§ WORK INSTRUCTION
Take each line of the entries below that contains "Varastokirjanpito" and copy it.

§ SUPPLIED DATA
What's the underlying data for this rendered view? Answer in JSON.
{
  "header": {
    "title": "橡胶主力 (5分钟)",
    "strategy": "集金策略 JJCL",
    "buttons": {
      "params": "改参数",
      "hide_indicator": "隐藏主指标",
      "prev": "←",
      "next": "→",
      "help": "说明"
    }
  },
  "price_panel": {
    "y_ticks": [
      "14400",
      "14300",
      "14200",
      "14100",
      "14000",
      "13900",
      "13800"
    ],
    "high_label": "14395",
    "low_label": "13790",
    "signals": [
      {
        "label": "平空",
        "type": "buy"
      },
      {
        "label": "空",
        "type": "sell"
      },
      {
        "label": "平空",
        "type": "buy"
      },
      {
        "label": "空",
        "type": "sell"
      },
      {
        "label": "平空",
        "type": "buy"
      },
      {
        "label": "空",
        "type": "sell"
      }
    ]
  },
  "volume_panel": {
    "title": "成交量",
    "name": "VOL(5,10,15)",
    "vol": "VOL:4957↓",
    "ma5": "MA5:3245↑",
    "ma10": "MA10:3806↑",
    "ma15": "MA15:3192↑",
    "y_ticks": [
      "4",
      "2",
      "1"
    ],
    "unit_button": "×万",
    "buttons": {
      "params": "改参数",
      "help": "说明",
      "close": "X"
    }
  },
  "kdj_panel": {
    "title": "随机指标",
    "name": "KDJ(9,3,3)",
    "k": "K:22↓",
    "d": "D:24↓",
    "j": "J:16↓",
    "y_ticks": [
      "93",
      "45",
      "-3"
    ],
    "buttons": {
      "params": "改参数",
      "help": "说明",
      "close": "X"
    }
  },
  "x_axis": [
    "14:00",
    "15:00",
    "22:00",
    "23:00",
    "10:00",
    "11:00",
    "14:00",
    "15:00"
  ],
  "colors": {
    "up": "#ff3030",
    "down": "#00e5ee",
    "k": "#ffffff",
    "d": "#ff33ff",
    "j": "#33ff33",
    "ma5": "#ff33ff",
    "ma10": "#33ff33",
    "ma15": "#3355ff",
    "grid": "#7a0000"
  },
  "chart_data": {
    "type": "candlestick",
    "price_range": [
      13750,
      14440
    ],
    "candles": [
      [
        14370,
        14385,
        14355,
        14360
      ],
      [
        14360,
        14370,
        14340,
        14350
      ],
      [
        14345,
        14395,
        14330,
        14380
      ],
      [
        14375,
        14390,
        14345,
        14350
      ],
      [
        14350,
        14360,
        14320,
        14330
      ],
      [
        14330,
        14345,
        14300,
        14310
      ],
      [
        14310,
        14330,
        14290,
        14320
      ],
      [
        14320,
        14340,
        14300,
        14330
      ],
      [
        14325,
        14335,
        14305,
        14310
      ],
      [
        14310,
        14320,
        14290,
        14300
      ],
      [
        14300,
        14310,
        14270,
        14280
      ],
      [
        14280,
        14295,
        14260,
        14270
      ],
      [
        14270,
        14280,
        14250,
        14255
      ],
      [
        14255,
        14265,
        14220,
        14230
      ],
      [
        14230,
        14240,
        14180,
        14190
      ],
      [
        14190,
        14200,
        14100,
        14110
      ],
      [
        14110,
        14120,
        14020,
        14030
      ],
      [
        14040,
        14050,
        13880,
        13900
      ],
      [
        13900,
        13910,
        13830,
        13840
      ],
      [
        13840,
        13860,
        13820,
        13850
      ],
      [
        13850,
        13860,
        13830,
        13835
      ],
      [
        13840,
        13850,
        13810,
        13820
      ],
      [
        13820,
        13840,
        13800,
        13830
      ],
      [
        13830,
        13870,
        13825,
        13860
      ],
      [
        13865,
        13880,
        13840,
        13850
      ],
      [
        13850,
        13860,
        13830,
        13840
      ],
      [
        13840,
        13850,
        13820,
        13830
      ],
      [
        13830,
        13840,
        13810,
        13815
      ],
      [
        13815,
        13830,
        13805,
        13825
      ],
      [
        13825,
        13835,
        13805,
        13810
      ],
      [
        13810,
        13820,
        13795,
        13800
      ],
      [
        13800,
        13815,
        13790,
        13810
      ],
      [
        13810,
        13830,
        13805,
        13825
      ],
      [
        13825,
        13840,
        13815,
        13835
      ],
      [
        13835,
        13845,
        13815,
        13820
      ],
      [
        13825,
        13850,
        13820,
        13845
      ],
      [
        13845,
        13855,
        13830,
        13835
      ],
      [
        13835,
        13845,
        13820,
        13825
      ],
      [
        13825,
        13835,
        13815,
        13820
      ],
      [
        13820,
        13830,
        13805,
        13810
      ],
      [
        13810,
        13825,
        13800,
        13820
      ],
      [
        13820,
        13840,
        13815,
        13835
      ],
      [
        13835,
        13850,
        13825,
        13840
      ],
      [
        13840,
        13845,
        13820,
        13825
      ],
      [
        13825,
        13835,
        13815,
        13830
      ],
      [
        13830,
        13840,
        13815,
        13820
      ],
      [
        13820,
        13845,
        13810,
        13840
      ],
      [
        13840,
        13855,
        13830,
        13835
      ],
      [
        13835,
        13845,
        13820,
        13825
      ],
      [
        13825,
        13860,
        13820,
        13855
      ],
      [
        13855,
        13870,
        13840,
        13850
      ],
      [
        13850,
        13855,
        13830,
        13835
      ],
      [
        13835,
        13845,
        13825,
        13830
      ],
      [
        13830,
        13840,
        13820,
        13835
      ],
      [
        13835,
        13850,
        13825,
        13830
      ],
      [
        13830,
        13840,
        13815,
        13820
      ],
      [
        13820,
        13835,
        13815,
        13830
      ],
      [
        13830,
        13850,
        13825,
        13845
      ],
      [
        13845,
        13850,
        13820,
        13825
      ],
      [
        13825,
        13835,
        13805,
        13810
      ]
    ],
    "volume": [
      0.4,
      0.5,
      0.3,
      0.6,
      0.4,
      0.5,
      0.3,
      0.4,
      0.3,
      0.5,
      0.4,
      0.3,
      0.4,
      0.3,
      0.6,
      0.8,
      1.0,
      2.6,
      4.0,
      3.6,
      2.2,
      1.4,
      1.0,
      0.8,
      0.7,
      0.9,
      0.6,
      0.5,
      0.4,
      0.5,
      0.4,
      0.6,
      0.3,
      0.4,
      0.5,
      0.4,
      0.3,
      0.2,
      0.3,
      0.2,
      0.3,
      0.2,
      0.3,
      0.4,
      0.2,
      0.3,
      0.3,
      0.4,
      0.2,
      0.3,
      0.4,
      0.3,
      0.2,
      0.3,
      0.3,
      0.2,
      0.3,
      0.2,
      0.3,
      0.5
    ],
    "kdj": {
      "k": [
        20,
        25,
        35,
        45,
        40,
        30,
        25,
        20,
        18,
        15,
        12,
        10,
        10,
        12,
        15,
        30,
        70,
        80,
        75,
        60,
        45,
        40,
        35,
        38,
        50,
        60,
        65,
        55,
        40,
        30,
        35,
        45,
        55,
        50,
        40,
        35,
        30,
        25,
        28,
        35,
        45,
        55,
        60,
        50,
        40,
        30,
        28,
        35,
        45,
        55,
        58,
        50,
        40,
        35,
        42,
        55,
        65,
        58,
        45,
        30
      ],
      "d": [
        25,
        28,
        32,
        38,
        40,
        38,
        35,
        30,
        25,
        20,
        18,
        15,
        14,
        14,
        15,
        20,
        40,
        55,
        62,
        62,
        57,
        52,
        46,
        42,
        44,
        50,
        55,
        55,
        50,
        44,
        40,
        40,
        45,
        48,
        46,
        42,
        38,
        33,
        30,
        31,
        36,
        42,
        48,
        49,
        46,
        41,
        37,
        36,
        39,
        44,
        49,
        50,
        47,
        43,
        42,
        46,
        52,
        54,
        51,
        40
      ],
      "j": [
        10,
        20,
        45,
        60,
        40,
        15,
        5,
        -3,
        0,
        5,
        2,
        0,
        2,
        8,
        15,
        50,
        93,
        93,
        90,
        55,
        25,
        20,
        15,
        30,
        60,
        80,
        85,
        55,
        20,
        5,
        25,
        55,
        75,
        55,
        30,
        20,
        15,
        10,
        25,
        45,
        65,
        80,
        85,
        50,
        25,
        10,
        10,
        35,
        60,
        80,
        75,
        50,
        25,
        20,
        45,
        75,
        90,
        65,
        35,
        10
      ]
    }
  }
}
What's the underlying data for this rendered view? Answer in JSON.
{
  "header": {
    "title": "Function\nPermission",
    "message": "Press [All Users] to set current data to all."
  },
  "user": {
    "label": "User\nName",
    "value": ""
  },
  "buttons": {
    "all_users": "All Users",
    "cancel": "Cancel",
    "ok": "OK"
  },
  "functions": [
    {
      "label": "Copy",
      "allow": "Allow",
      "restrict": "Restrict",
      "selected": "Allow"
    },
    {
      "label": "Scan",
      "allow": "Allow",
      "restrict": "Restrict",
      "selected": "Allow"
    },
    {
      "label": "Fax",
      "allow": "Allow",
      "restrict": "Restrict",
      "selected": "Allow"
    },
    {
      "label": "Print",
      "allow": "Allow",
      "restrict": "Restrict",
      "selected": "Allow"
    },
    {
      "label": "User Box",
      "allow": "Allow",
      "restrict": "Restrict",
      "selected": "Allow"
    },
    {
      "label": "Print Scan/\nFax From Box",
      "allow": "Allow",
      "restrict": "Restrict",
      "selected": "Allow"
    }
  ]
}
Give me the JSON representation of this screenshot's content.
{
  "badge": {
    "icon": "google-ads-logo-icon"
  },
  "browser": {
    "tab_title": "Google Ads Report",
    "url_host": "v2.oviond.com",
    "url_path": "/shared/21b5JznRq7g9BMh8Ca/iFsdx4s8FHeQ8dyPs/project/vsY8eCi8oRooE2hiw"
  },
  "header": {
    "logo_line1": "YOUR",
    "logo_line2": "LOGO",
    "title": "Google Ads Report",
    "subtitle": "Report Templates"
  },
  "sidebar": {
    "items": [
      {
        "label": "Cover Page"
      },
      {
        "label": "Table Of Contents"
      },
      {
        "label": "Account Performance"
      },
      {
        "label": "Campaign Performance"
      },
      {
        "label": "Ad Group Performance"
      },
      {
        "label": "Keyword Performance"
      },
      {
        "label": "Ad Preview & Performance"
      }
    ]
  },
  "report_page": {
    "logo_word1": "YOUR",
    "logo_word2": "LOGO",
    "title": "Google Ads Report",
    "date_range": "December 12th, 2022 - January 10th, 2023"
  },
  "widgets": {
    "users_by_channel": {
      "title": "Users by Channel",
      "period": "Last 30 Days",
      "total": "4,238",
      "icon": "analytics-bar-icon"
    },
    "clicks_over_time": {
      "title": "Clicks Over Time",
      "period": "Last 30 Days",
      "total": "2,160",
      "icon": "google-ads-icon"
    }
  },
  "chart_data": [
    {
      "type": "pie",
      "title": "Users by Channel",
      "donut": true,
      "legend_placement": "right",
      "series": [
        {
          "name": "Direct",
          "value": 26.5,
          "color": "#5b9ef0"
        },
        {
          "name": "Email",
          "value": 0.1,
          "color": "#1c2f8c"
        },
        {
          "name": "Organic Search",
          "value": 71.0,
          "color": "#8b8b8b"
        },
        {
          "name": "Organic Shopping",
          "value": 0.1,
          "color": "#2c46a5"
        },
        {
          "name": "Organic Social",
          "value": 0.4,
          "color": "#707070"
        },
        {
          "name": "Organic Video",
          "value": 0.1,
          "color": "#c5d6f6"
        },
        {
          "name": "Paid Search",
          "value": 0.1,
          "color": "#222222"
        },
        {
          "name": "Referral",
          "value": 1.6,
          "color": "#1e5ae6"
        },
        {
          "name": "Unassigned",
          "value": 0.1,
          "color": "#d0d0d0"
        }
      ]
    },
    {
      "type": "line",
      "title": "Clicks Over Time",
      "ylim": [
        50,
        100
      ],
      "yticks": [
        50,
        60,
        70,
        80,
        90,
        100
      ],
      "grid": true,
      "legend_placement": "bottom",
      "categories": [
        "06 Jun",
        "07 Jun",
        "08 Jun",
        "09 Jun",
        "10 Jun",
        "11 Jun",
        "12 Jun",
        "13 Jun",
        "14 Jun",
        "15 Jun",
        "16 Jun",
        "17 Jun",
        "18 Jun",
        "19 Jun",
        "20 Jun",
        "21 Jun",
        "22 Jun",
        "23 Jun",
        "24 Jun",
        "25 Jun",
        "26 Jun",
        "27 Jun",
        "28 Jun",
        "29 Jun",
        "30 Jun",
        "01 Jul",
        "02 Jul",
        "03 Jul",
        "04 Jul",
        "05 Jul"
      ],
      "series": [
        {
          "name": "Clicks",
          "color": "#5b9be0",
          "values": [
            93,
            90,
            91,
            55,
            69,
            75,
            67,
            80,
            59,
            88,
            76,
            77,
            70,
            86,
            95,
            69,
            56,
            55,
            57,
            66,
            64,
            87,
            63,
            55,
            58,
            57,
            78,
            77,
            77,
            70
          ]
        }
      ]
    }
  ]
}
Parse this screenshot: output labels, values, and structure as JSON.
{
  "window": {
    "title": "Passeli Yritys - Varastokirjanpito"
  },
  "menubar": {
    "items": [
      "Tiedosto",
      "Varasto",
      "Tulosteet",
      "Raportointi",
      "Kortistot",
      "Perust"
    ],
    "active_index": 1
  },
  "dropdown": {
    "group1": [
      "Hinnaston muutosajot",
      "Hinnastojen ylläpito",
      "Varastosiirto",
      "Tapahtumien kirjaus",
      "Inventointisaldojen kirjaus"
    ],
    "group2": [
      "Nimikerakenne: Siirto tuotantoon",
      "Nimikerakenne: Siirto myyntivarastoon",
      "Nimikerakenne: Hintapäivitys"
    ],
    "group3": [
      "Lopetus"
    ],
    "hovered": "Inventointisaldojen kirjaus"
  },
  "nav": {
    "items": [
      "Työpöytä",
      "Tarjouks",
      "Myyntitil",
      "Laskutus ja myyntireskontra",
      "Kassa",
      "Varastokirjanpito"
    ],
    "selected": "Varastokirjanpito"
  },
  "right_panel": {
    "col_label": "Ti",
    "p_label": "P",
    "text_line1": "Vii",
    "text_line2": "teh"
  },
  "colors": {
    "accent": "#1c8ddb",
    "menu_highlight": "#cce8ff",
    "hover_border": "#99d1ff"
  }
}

§ RESULT
    "title": "Passeli Yritys - Varastokirjanpito"
      "Varastokirjanpito"
    "selected": "Varastokirjanpito"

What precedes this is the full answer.